A majority of Seattleites want to be taxed more for a better transportation system. 

That’s saying a lot in a city with an incredibly high cost of living. Poll after poll shows voters will not only approve another transportation levy but are willing to pay more to address the biggest transportation issues facing Seattle. A poll conducted by Change Research found that twice as many respondents preferred a larger, $1.9 billion levy that invested in more sidewalks, safety, and transit projects over a smaller, $1.7 billion option. According to the City’s own polling by EMC research, the only argument against renewing the levy that caused a significant drop in support (at a whopping 23%) was that it did not go far enough in investing in walking, biking, transit, and the climate.

Voters understand what’s at stake. Our traffic fatalities are on the rise. Transportation in single-occupancy vehicles is the largest contributor to our greenhouse gas emissions. Missing and inaccessible sidewalks and unsafe crossings mean that people with disabilities, children, and senior citizens are disproportionately at risk when we use our streets to get where we need to go.

Next Tuesday, July 2, the Seattle City Council will vote on final amendments to our next transportation levy. It will fund 30% of Seattle’s transportation budget for the next eight years and have an outsize impact on the direction of our transportation system.

As chaotic as this council’s levy process has been the past two months, I daresay that all six of the council members who submitted amendments last week added at least one proposal that would make Seattle safer, more accessible, and more sustainable. 

Council Member Rob Saka doubled the Mayor’s funding for new sidewalk construction. Council President Sara Nelson and Council Member Joy Hollingsworth added millions for repairing existing sidewalks. Council Member Cathy Moore increased funding for Vision Zero. Council Member Tammy Morales added money for community-based anti-displacement planning at the Graham and CID light rail stations, and Council Member Dan Strauss proposed finally finishing the missing link of the Burke-Gilman trail.

In other words, the council is proposing to fund programs Seattle desperately needs and that voters want and by all indications are willing to pay for.  This should be a big, easy political win for a council still short on policy wins. 

But instead of adding to the levy, council members are pitting essential programs against each other; funding sidewalk repair with cuts to new sidewalk construction, and cutting equity-based neighborhood projects for safe routes for kids to get to school. I’ve heard the council’s approach described as “peanut butter around the money,” but that is too cute of a description because at the other end of the budget line are real people experiencing real-world impacts. We shouldn’t have to choose between these vital needs when polling shows that voters will approve a levy that funds them all. Right now, the council is trading sidewalks, protected bike lanes, and street crossings, simply shifting the locations of inaccessible routes and future fatalities.

Council Member Morales has proposed an amendment that would increase the size of the levy to accommodate her colleagues' proposed additions without cutting vital programs. Now is the time to show vocal support for a larger levy of $1.7 billion that invests in the safety and neighborhood projects we desperately need.  

Rarely does a city’s funding needs align so closely with public opinion.
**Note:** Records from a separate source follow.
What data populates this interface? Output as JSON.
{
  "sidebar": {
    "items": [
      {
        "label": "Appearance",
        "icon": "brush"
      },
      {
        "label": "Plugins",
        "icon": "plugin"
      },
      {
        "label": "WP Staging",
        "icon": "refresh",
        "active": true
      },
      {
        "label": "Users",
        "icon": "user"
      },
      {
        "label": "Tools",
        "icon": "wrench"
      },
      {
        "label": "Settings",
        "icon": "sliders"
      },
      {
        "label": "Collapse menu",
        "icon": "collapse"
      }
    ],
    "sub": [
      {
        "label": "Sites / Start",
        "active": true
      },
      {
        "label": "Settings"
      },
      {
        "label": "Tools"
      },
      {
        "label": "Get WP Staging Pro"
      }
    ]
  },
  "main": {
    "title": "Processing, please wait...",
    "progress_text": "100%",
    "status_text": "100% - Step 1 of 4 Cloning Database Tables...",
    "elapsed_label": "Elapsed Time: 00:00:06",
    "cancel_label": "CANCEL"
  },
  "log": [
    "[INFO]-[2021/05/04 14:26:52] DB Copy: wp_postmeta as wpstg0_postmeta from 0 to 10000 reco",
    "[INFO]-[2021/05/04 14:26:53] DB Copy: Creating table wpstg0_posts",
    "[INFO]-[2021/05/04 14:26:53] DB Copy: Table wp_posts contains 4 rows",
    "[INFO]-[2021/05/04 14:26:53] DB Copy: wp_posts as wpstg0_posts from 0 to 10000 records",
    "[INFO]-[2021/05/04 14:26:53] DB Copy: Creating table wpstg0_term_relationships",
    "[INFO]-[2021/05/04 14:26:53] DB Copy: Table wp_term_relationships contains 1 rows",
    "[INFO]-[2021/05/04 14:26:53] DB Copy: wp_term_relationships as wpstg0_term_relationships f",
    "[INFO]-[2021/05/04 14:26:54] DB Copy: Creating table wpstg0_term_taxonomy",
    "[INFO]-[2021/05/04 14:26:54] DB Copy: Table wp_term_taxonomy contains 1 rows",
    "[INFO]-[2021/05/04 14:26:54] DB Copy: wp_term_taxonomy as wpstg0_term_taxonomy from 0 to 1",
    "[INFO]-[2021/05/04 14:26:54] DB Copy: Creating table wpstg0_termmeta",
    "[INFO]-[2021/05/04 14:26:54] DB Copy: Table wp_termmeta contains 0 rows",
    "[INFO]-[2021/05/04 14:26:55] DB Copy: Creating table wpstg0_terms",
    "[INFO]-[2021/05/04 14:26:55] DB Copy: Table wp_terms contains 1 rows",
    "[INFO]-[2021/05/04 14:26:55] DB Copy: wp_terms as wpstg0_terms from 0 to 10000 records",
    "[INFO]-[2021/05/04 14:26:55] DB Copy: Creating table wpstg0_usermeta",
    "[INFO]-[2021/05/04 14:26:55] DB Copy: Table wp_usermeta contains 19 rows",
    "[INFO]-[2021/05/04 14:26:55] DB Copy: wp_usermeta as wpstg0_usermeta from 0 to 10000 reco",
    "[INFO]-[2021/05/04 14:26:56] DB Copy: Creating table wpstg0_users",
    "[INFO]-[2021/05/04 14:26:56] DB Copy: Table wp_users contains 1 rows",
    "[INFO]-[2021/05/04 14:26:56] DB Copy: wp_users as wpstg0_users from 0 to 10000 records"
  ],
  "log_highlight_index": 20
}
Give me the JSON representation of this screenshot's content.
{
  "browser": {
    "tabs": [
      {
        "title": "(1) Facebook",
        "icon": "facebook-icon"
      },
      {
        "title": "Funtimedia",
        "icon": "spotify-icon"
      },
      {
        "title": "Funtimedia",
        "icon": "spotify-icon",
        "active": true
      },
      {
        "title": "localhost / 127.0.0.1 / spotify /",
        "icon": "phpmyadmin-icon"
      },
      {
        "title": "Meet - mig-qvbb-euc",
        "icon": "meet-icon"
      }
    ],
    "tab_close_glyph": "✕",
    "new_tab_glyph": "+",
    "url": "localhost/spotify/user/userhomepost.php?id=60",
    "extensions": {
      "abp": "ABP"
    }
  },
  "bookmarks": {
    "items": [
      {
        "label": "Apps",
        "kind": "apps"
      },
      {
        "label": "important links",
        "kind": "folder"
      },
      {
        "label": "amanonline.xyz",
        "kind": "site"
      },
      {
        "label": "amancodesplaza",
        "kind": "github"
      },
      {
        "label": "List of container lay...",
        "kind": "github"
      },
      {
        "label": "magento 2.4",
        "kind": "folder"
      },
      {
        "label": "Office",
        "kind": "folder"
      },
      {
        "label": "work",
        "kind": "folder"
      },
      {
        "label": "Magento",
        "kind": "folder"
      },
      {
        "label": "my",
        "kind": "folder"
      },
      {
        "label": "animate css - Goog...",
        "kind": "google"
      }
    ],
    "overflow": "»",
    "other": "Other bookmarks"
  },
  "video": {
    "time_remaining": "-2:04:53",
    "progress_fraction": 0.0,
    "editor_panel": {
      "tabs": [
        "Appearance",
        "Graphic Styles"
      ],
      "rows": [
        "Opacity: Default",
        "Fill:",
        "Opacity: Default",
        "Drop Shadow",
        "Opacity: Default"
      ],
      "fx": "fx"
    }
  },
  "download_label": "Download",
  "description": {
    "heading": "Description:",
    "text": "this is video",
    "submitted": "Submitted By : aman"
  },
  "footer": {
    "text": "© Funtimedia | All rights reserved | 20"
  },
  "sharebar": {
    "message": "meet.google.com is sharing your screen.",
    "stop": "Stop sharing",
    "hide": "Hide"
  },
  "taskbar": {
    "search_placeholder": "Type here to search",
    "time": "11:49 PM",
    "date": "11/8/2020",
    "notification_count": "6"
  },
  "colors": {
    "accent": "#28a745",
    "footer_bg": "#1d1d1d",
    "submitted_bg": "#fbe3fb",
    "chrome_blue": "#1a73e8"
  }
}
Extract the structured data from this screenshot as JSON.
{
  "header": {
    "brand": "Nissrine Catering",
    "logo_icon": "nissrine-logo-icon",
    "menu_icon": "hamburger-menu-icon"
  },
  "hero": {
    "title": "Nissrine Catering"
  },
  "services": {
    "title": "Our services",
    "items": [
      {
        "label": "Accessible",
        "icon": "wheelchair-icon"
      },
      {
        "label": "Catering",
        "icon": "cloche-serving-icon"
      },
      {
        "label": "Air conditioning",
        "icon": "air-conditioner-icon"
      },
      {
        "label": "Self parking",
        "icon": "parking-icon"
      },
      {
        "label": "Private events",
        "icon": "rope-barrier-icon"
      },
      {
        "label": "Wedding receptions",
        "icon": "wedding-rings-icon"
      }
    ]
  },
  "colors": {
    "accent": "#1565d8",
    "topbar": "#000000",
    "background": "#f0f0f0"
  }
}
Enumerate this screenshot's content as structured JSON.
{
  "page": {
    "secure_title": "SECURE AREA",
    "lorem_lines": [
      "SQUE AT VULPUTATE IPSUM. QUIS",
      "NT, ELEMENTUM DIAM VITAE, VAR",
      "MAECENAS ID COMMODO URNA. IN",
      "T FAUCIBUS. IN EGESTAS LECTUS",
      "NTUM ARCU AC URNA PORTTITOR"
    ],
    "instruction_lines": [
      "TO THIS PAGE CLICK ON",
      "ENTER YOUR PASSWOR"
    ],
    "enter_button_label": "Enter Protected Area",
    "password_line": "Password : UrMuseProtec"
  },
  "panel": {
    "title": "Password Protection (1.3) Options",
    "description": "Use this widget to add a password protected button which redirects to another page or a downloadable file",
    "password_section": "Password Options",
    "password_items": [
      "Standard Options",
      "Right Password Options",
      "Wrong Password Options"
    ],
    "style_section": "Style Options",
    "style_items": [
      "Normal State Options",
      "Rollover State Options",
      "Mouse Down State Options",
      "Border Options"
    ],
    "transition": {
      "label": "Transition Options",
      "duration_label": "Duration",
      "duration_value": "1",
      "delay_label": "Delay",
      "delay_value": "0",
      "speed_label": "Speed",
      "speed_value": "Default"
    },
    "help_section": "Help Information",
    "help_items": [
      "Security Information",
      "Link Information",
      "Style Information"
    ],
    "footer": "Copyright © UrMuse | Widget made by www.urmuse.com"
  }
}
The council needs to follow Morales’s lead and capitalize on this moment where voters are asking for a bigger levy to support walking, biking, and climate. Seattle is waiting.  

Cecelia Black is a wheelchair user, community organizer for Disability Mobility Initiative at Disability Rights Washington, and serves as board president for Be:Seattle.